She has been vocal about climate change in her work for years, including the cataclysmic and bizarre aftermath of the Mount Tambora eruption over two centuries ago. After that eruption, she explained, there were global crop shortages, unexpected months of darkness, air pollution, drenching rain and freak blizzards in the middle of New York’s summer months. But there was also an explosion of creativity, including among other works Mary Shelley’s FrankensteinIn getting viewers to look at the installation, she said, she also urged them to think about the weather more than they had before. 

“I try and make these measures on an individual basis, but until larger corporations take it on, it's a gesture,” she said in an interview last November, noting the consequences warm water had on the 2019 scallop harvest in New York. “Until medical offices, dental offices, airlines, fast food restaurants start taking this whole thing seriously, it’s a small drop in the ocean.”

But it’s a meaningful drop, she added. In her artistic practice, she has moved away from toxic solvents in her work and turned more often to reuse. She praised artists for their ability to imagine new and different worlds, in which hope and humor can live beside gloomy warnings that are often drenched in fear. During a pledge drive and Joni Mitchell birthday celebration at WPKN, she expanded that approach to the radio station, sourcing used t-shirts from a local Goodwill before they were screen printed by a local artist. As a result, no one shirt was identical. 

“Art can inform, but artists also perform the really important function of imagining other possibilities, presenting other worlds, realities outcomes, visions,” she noted. “That can really be helpful in terms of providing focus and hope, rather than say just parroting narratives of fear and doom or scolding.”

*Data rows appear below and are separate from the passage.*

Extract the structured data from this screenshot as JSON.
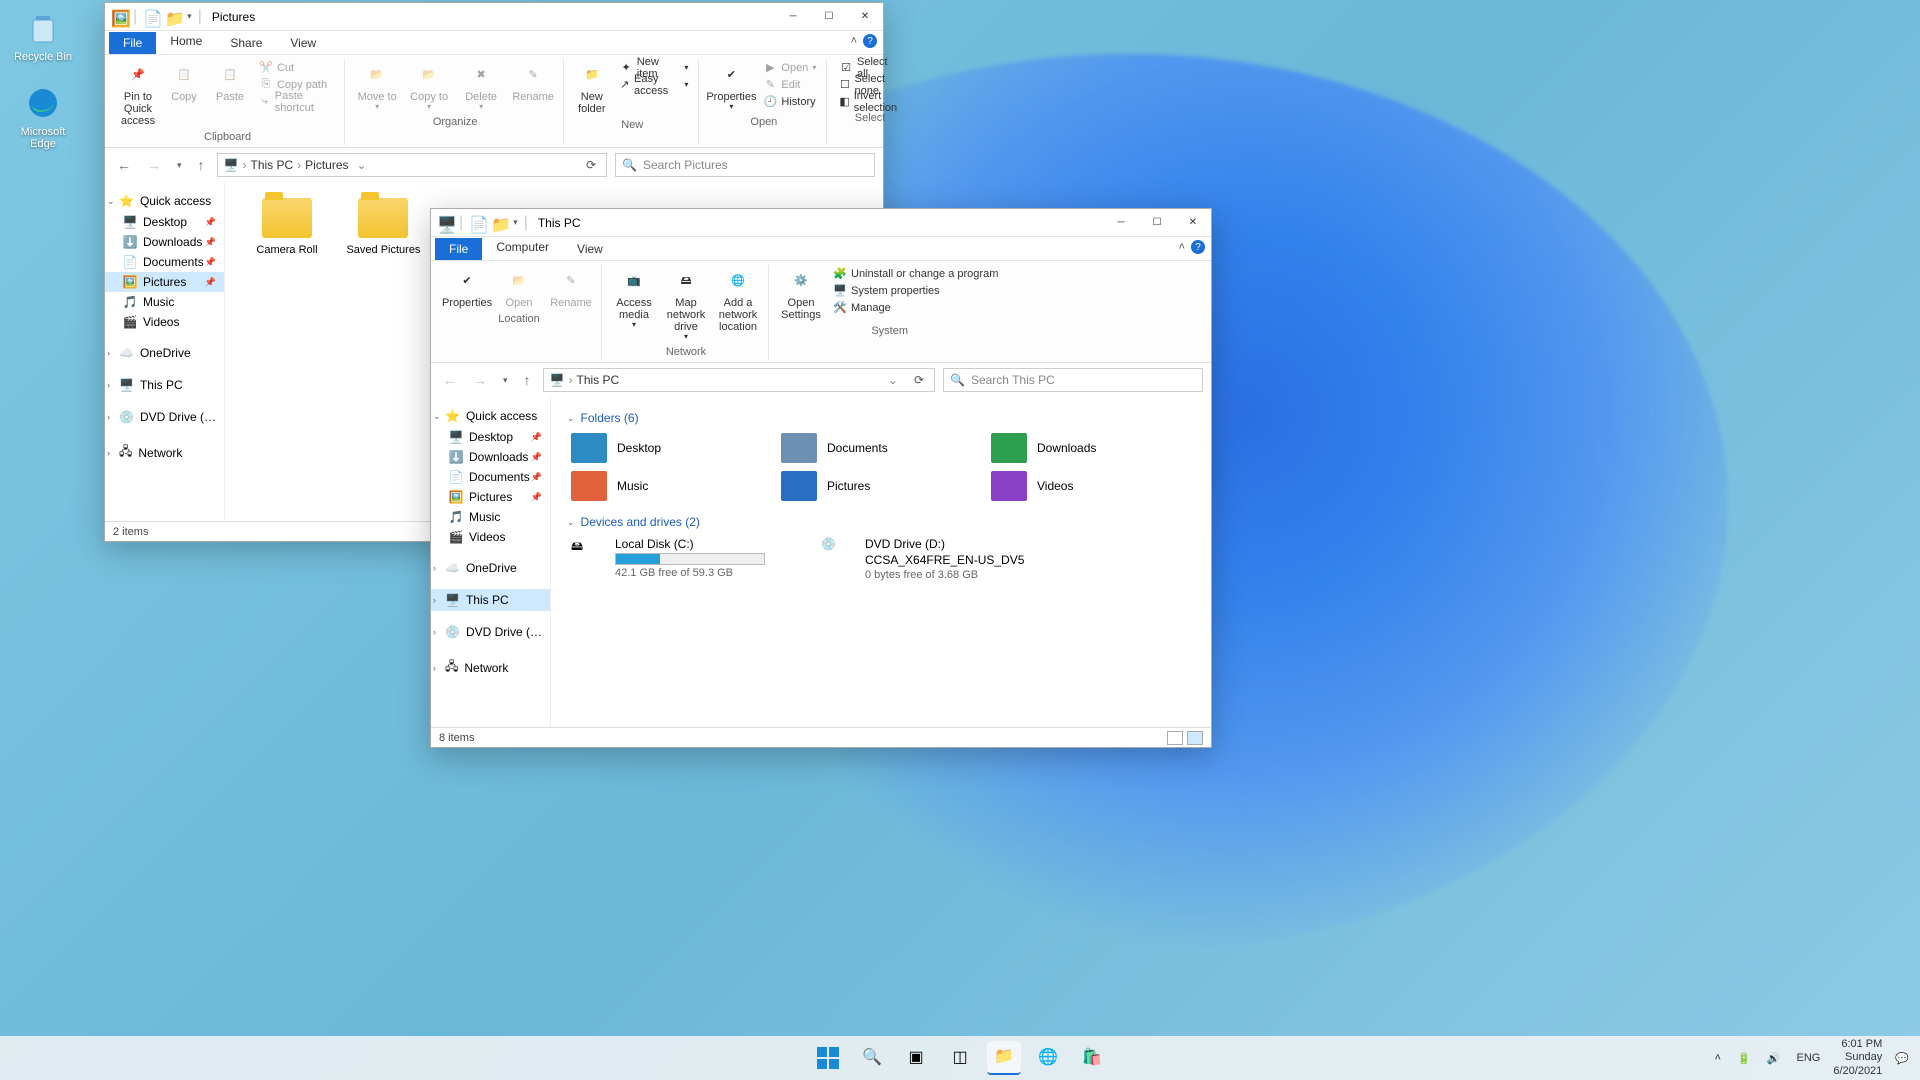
{
  "desktop": {
    "icons": [
      {
        "name": "recycle-bin",
        "label": "Recycle Bin"
      },
      {
        "name": "edge",
        "label": "Microsoft Edge"
      }
    ]
  },
  "window1": {
    "title": "Pictures",
    "tabs": {
      "file": "File",
      "home": "Home",
      "share": "Share",
      "view": "View"
    },
    "ribbon": {
      "clipboard": {
        "label": "Clipboard",
        "pin": "Pin to Quick access",
        "copy": "Copy",
        "paste": "Paste",
        "cut": "Cut",
        "copypath": "Copy path",
        "pasteshort": "Paste shortcut"
      },
      "organize": {
        "label": "Organize",
        "moveto": "Move to",
        "copyto": "Copy to",
        "delete": "Delete",
        "rename": "Rename"
      },
      "new": {
        "label": "New",
        "newfolder": "New folder",
        "newitem": "New item",
        "easyaccess": "Easy access"
      },
      "open": {
        "label": "Open",
        "properties": "Properties",
        "open": "Open",
        "edit": "Edit",
        "history": "History"
      },
      "select": {
        "label": "Select",
        "selectall": "Select all",
        "selectnone": "Select none",
        "invert": "Invert selection"
      }
    },
    "breadcrumb": {
      "root": "This PC",
      "leaf": "Pictures"
    },
    "search_placeholder": "Search Pictures",
    "nav": {
      "quickaccess": "Quick access",
      "items": [
        "Desktop",
        "Downloads",
        "Documents",
        "Pictures",
        "Music",
        "Videos"
      ],
      "onedrive": "OneDrive",
      "thispc": "This PC",
      "dvd": "DVD Drive (D:) CCSA",
      "network": "Network"
    },
    "folders": [
      "Camera Roll",
      "Saved Pictures"
    ],
    "status": "2 items"
  },
  "window2": {
    "title": "This PC",
    "tabs": {
      "file": "File",
      "computer": "Computer",
      "view": "View"
    },
    "ribbon": {
      "location": {
        "label": "Location",
        "properties": "Properties",
        "open": "Open",
        "rename": "Rename"
      },
      "network": {
        "label": "Network",
        "access": "Access media",
        "map": "Map network drive",
        "add": "Add a network location"
      },
      "system": {
        "label": "System",
        "settings": "Open Settings",
        "uninstall": "Uninstall or change a program",
        "sysprops": "System properties",
        "manage": "Manage"
      }
    },
    "breadcrumb": {
      "root": "This PC"
    },
    "search_placeholder": "Search This PC",
    "nav": {
      "quickaccess": "Quick access",
      "items": [
        "Desktop",
        "Downloads",
        "Documents",
        "Pictures",
        "Music",
        "Videos"
      ],
      "onedrive": "OneDrive",
      "thispc": "This PC",
      "dvd": "DVD Drive (D:) CCSA",
      "network": "Network"
    },
    "sections": {
      "folders": "Folders (6)",
      "drives": "Devices and drives (2)"
    },
    "folders": [
      {
        "name": "Desktop",
        "color": "#2b8cc4"
      },
      {
        "name": "Documents",
        "color": "#6d8fb3"
      },
      {
        "name": "Downloads",
        "color": "#2e9e4f"
      },
      {
        "name": "Music",
        "color": "#e0623a"
      },
      {
        "name": "Pictures",
        "color": "#2b6fc4"
      },
      {
        "name": "Videos",
        "color": "#8a3fc4"
      }
    ],
    "drives": [
      {
        "name": "Local Disk (C:)",
        "sub": "42.1 GB free of 59.3 GB",
        "fill": 30
      },
      {
        "name": "DVD Drive (D:)",
        "line2": "CCSA_X64FRE_EN-US_DV5",
        "sub": "0 bytes free of 3.68 GB"
      }
    ],
    "status": "8 items"
  },
  "taskbar": {
    "systray": {
      "lang": "ENG",
      "time": "6:01 PM",
      "day": "Sunday",
      "date": "6/20/2021"
    }
  }
}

“Me as an artist, do I make an impact?” she added. “Yes, I do. We all have a responsibility to be talking about it.”